_Data records:_
_ _ _ _ _

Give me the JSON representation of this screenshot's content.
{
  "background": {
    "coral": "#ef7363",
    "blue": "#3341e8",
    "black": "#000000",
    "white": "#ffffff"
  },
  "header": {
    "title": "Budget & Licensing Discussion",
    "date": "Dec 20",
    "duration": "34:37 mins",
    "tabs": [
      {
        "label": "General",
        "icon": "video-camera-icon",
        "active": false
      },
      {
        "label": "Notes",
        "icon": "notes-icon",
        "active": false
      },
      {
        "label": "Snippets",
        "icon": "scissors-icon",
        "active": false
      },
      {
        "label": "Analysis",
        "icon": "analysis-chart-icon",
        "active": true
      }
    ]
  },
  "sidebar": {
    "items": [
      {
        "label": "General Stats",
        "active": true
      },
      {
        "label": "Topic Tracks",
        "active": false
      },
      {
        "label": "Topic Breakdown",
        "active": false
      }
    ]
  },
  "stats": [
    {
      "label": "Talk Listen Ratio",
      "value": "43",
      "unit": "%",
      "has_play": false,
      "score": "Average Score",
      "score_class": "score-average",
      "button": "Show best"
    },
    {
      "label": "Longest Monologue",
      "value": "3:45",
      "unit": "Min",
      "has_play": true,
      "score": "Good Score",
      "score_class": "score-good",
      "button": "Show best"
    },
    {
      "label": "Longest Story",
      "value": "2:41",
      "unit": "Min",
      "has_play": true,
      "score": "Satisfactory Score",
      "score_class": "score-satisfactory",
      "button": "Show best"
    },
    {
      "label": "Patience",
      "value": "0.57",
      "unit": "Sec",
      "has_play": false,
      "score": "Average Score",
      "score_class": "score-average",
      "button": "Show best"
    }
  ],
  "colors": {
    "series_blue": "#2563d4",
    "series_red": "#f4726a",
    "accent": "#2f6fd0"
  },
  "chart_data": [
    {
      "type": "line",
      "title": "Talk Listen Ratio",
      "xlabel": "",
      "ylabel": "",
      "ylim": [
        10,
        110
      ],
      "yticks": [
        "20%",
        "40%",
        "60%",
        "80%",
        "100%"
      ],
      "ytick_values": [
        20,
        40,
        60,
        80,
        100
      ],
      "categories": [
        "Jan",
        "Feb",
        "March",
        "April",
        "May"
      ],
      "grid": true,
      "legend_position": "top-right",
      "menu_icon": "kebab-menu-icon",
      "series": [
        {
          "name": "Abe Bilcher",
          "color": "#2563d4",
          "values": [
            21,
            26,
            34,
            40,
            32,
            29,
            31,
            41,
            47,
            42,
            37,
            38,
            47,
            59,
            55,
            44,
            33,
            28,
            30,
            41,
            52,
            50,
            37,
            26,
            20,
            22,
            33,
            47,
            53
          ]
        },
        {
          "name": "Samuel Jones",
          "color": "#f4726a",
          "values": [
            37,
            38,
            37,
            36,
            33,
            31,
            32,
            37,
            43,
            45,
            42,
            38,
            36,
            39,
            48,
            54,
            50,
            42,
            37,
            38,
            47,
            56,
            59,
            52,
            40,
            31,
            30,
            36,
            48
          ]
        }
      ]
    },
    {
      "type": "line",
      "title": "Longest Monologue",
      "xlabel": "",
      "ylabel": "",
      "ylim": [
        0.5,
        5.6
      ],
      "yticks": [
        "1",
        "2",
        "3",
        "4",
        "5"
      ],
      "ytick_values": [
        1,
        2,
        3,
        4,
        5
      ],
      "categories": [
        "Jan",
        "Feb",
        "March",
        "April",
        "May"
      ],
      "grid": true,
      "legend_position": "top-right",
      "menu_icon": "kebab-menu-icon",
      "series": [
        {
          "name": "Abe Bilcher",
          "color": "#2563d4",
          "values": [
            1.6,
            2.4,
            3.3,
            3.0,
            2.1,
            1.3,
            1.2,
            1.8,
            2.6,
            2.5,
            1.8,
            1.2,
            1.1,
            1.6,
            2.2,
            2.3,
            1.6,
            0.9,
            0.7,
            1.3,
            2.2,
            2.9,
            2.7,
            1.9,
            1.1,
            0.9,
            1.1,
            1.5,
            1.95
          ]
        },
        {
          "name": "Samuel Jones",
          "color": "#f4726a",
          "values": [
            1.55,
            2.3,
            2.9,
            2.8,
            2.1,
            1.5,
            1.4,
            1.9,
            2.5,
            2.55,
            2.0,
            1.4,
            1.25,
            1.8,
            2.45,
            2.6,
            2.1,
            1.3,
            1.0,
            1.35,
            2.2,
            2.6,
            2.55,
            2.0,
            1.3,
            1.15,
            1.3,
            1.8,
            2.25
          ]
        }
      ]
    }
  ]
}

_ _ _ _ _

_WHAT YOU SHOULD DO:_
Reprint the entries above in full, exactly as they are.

_PROBLEM SOLUTION:_
Give me the JSON representation of this screenshot's content.
{
  "background": {
    "coral": "#ef7363",
    "blue": "#3341e8",
    "black": "#000000",
    "white": "#ffffff"
  },
  "header": {
    "title": "Budget & Licensing Discussion",
    "date": "Dec 20",
    "duration": "34:37 mins",
    "tabs": [
      {
        "label": "General",
        "icon": "video-camera-icon",
        "active": false
      },
      {
        "label": "Notes",
        "icon": "notes-icon",
        "active": false
      },
      {
        "label": "Snippets",
        "icon": "scissors-icon",
        "active": false
      },
      {
        "label": "Analysis",
        "icon": "analysis-chart-icon",
        "active": true
      }
    ]
  },
  "sidebar": {
    "items": [
      {
        "label": "General Stats",
        "active": true
      },
      {
        "label": "Topic Tracks",
        "active": false
      },
      {
        "label": "Topic Breakdown",
        "active": false
      }
    ]
  },
  "stats": [
    {
      "label": "Talk Listen Ratio",
      "value": "43",
      "unit": "%",
      "has_play": false,
      "score": "Average Score",
      "score_class": "score-average",
      "button": "Show best"
    },
    {
      "label": "Longest Monologue",
      "value": "3:45",
      "unit": "Min",
      "has_play": true,
      "score": "Good Score",
      "score_class": "score-good",
      "button": "Show best"
    },
    {
      "label": "Longest Story",
      "value": "2:41",
      "unit": "Min",
      "has_play": true,
      "score": "Satisfactory Score",
      "score_class": "score-satisfactory",
      "button": "Show best"
    },
    {
      "label": "Patience",
      "value": "0.57",
      "unit": "Sec",
      "has_play": false,
      "score": "Average Score",
      "score_class": "score-average",
      "button": "Show best"
    }
  ],
  "colors": {
    "series_blue": "#2563d4",
    "series_red": "#f4726a",
    "accent": "#2f6fd0"
  },
  "chart_data": [
    {
      "type": "line",
      "title": "Talk Listen Ratio",
      "xlabel": "",
      "ylabel": "",
      "ylim": [
        10,
        110
      ],
      "yticks": [
        "20%",
        "40%",
        "60%",
        "80%",
        "100%"
      ],
      "ytick_values": [
        20,
        40,
        60,
        80,
        100
      ],
      "categories": [
        "Jan",
        "Feb",
        "March",
        "April",
        "May"
      ],
      "grid": true,
      "legend_position": "top-right",
      "menu_icon": "kebab-menu-icon",
      "series": [
        {
          "name": "Abe Bilcher",
          "color": "#2563d4",
          "values": [
            21,
            26,
            34,
            40,
            32,
            29,
            31,
            41,
            47,
            42,
            37,
            38,
            47,
            59,
            55,
            44,
            33,
            28,
            30,
            41,
            52,
            50,
            37,
            26,
            20,
            22,
            33,
            47,
            53
          ]
        },
        {
          "name": "Samuel Jones",
          "color": "#f4726a",
          "values": [
            37,
            38,
            37,
            36,
            33,
            31,
            32,
            37,
            43,
            45,
            42,
            38,
            36,
            39,
            48,
            54,
            50,
            42,
            37,
            38,
            47,
            56,
            59,
            52,
            40,
            31,
            30,
            36,
            48
          ]
        }
      ]
    },
    {
      "type": "line",
      "title": "Longest Monologue",
      "xlabel": "",
      "ylabel": "",
      "ylim": [
        0.5,
        5.6
      ],
      "yticks": [
        "1",
        "2",
        "3",
        "4",
        "5"
      ],
      "ytick_values": [
        1,
        2,
        3,
        4,
        5
      ],
      "categories": [
        "Jan",
        "Feb",
        "March",
        "April",
        "May"
      ],
      "grid": true,
      "legend_position": "top-right",
      "menu_icon": "kebab-menu-icon",
      "series": [
        {
          "name": "Abe Bilcher",
          "color": "#2563d4",
          "values": [
            1.6,
            2.4,
            3.3,
            3.0,
            2.1,
            1.3,
            1.2,
            1.8,
            2.6,
            2.5,
            1.8,
            1.2,
            1.1,
            1.6,
            2.2,
            2.3,
            1.6,
            0.9,
            0.7,
            1.3,
            2.2,
            2.9,
            2.7,
            1.9,
            1.1,
            0.9,
            1.1,
            1.5,
            1.95
          ]
        },
        {
          "name": "Samuel Jones",
          "color": "#f4726a",
          "values": [
            1.55,
            2.3,
            2.9,
            2.8,
            2.1,
            1.5,
            1.4,
            1.9,
            2.5,
            2.55,
            2.0,
            1.4,
            1.25,
            1.8,
            2.45,
            2.6,
            2.1,
            1.3,
            1.0,
            1.35,
            2.2,
            2.6,
            2.55,
            2.0,
            1.3,
            1.15,
            1.3,
            1.8,
            2.25
          ]
        }
      ]
    }
  ]
}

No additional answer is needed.